**THE PROBLEM**
Please write each entry out again exactly as shown.

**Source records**
══════════════════════════════
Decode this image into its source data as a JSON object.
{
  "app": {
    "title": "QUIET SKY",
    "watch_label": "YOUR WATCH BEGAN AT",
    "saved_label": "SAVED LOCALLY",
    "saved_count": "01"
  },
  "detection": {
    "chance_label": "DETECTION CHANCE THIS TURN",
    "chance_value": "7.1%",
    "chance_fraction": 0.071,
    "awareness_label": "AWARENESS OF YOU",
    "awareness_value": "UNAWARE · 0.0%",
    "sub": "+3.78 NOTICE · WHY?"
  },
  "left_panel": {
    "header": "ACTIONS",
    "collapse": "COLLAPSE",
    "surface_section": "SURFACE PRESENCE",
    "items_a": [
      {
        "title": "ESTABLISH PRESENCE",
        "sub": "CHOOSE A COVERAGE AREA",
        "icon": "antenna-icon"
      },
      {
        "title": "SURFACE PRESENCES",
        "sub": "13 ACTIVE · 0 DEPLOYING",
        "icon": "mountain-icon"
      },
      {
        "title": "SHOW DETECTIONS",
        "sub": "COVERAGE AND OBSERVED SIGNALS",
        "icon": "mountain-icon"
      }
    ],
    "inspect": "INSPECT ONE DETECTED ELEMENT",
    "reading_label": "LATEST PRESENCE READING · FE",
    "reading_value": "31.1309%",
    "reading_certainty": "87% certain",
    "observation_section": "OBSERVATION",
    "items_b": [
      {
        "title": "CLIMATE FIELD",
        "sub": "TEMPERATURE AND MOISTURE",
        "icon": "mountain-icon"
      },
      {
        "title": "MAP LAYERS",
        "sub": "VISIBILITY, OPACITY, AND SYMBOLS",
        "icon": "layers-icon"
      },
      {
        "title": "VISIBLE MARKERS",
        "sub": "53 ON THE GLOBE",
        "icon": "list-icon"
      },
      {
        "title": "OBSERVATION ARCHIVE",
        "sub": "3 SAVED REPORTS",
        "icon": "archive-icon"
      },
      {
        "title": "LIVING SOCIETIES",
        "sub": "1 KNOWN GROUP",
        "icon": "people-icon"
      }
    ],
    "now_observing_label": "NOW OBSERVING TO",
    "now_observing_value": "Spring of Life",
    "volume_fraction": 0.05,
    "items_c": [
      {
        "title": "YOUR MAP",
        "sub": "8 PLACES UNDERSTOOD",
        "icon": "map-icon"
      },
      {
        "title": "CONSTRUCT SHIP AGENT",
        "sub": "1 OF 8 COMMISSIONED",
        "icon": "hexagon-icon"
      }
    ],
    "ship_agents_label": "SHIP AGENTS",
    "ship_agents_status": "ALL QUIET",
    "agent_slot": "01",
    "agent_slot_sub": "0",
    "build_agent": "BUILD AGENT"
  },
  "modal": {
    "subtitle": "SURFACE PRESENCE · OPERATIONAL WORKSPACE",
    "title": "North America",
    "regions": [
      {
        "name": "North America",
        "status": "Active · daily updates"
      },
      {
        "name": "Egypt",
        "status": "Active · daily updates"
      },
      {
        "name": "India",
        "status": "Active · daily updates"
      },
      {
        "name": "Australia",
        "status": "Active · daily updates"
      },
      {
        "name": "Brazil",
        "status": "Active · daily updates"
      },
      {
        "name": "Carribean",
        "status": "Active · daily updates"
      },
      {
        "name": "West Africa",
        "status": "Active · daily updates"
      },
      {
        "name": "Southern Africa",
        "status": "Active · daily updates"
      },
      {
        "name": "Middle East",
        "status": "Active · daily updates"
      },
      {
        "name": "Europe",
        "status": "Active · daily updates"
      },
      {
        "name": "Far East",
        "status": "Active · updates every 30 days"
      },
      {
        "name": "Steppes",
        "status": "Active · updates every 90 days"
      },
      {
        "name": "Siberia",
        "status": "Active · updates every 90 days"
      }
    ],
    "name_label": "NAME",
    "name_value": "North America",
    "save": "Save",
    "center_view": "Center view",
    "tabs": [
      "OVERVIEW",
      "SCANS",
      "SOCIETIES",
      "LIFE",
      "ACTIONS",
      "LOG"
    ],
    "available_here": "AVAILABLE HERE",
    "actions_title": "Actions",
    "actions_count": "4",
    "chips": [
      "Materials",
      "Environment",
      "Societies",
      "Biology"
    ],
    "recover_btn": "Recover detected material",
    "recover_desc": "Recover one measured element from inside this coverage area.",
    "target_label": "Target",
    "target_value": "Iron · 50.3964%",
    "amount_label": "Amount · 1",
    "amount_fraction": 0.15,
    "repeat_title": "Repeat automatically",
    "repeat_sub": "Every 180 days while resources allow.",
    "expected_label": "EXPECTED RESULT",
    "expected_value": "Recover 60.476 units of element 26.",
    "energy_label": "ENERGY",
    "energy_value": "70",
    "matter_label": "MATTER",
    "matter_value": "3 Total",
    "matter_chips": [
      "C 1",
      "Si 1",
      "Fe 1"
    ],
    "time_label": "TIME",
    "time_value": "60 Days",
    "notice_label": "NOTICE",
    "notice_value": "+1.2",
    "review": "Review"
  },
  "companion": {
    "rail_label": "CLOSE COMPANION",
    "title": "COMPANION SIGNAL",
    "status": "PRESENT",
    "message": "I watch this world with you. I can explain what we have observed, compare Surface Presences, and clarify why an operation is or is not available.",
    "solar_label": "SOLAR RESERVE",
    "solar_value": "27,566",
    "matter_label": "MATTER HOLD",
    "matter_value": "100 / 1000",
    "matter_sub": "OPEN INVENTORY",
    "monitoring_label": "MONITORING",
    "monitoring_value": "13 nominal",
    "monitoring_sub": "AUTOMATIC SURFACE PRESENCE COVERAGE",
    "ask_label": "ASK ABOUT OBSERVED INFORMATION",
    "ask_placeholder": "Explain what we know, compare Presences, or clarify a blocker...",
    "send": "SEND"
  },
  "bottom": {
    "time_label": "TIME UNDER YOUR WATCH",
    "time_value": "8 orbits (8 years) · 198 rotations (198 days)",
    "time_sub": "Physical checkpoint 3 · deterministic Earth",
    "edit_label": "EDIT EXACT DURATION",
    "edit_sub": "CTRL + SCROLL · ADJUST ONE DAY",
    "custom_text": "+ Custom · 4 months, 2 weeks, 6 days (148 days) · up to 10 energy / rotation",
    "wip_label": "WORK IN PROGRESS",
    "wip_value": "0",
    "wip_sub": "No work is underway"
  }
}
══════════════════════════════
**ANSWER TO THIS PROBLEM**
Decode this image into its source data as a JSON object.
{
  "app": {
    "title": "QUIET SKY",
    "watch_label": "YOUR WATCH BEGAN AT",
    "saved_label": "SAVED LOCALLY",
    "saved_count": "01"
  },
  "detection": {
    "chance_label": "DETECTION CHANCE THIS TURN",
    "chance_value": "7.1%",
    "chance_fraction": 0.071,
    "awareness_label": "AWARENESS OF YOU",
    "awareness_value": "UNAWARE · 0.0%",
    "sub": "+3.78 NOTICE · WHY?"
  },
  "left_panel": {
    "header": "ACTIONS",
    "collapse": "COLLAPSE",
    "surface_section": "SURFACE PRESENCE",
    "items_a": [
      {
        "title": "ESTABLISH PRESENCE",
        "sub": "CHOOSE A COVERAGE AREA",
        "icon": "antenna-icon"
      },
      {
        "title": "SURFACE PRESENCES",
        "sub": "13 ACTIVE · 0 DEPLOYING",
        "icon": "mountain-icon"
      },
      {
        "title": "SHOW DETECTIONS",
        "sub": "COVERAGE AND OBSERVED SIGNALS",
        "icon": "mountain-icon"
      }
    ],
    "inspect": "INSPECT ONE DETECTED ELEMENT",
    "reading_label": "LATEST PRESENCE READING · FE",
    "reading_value": "31.1309%",
    "reading_certainty": "87% certain",
    "observation_section": "OBSERVATION",
    "items_b": [
      {
        "title": "CLIMATE FIELD",
        "sub": "TEMPERATURE AND MOISTURE",
        "icon": "mountain-icon"
      },
      {
        "title": "MAP LAYERS",
        "sub": "VISIBILITY, OPACITY, AND SYMBOLS",
        "icon": "layers-icon"
      },
      {
        "title": "VISIBLE MARKERS",
        "sub": "53 ON THE GLOBE",
        "icon": "list-icon"
      },
      {
        "title": "OBSERVATION ARCHIVE",
        "sub": "3 SAVED REPORTS",
        "icon": "archive-icon"
      },
      {
        "title": "LIVING SOCIETIES",
        "sub": "1 KNOWN GROUP",
        "icon": "people-icon"
      }
    ],
    "now_observing_label": "NOW OBSERVING TO",
    "now_observing_value": "Spring of Life",
    "volume_fraction": 0.05,
    "items_c": [
      {
        "title": "YOUR MAP",
        "sub": "8 PLACES UNDERSTOOD",
        "icon": "map-icon"
      },
      {
        "title": "CONSTRUCT SHIP AGENT",
        "sub": "1 OF 8 COMMISSIONED",
        "icon": "hexagon-icon"
      }
    ],
    "ship_agents_label": "SHIP AGENTS",
    "ship_agents_status": "ALL QUIET",
    "agent_slot": "01",
    "agent_slot_sub": "0",
    "build_agent": "BUILD AGENT"
  },
  "modal": {
    "subtitle": "SURFACE PRESENCE · OPERATIONAL WORKSPACE",
    "title": "North America",
    "regions": [
      {
        "name": "North America",
        "status": "Active · daily updates"
      },
      {
        "name": "Egypt",
        "status": "Active · daily updates"
      },
      {
        "name": "India",
        "status": "Active · daily updates"
      },
      {
        "name": "Australia",
        "status": "Active · daily updates"
      },
      {
        "name": "Brazil",
        "status": "Active · daily updates"
      },
      {
        "name": "Carribean",
        "status": "Active · daily updates"
      },
      {
        "name": "West Africa",
        "status": "Active · daily updates"
      },
      {
        "name": "Southern Africa",
        "status": "Active · daily updates"
      },
      {
        "name": "Middle East",
        "status": "Active · daily updates"
      },
      {
        "name": "Europe",
        "status": "Active · daily updates"
      },
      {
        "name": "Far East",
        "status": "Active · updates every 30 days"
      },
      {
        "name": "Steppes",
        "status": "Active · updates every 90 days"
      },
      {
        "name": "Siberia",
        "status": "Active · updates every 90 days"
      }
    ],
    "name_label": "NAME",
    "name_value": "North America",
    "save": "Save",
    "center_view": "Center view",
    "tabs": [
      "OVERVIEW",
      "SCANS",
      "SOCIETIES",
      "LIFE",
      "ACTIONS",
      "LOG"
    ],
    "available_here": "AVAILABLE HERE",
    "actions_title": "Actions",
    "actions_count": "4",
    "chips": [
      "Materials",
      "Environment",
      "Societies",
      "Biology"
    ],
    "recover_btn": "Recover detected material",
    "recover_desc": "Recover one measured element from inside this coverage area.",
    "target_label": "Target",
    "target_value": "Iron · 50.3964%",
    "amount_label": "Amount · 1",
    "amount_fraction": 0.15,
    "repeat_title": "Repeat automatically",
    "repeat_sub": "Every 180 days while resources allow.",
    "expected_label": "EXPECTED RESULT",
    "expected_value": "Recover 60.476 units of element 26.",
    "energy_label": "ENERGY",
    "energy_value": "70",
    "matter_label": "MATTER",
    "matter_value": "3 Total",
    "matter_chips": [
      "C 1",
      "Si 1",
      "Fe 1"
    ],
    "time_label": "TIME",
    "time_value": "60 Days",
    "notice_label": "NOTICE",
    "notice_value": "+1.2",
    "review": "Review"
  },
  "companion": {
    "rail_label": "CLOSE COMPANION",
    "title": "COMPANION SIGNAL",
    "status": "PRESENT",
    "message": "I watch this world with you. I can explain what we have observed, compare Surface Presences, and clarify why an operation is or is not available.",
    "solar_label": "SOLAR RESERVE",
    "solar_value": "27,566",
    "matter_label": "MATTER HOLD",
    "matter_value": "100 / 1000",
    "matter_sub": "OPEN INVENTORY",
    "monitoring_label": "MONITORING",
    "monitoring_value": "13 nominal",
    "monitoring_sub": "AUTOMATIC SURFACE PRESENCE COVERAGE",
    "ask_label": "ASK ABOUT OBSERVED INFORMATION",
    "ask_placeholder": "Explain what we know, compare Presences, or clarify a blocker...",
    "send": "SEND"
  },
  "bottom": {
    "time_label": "TIME UNDER YOUR WATCH",
    "time_value": "8 orbits (8 years) · 198 rotations (198 days)",
    "time_sub": "Physical checkpoint 3 · deterministic Earth",
    "edit_label": "EDIT EXACT DURATION",
    "edit_sub": "CTRL + SCROLL · ADJUST ONE DAY",
    "custom_text": "+ Custom · 4 months, 2 weeks, 6 days (148 days) · up to 10 energy / rotation",
    "wip_label": "WORK IN PROGRESS",
    "wip_value": "0",
    "wip_sub": "No work is underway"
  }
}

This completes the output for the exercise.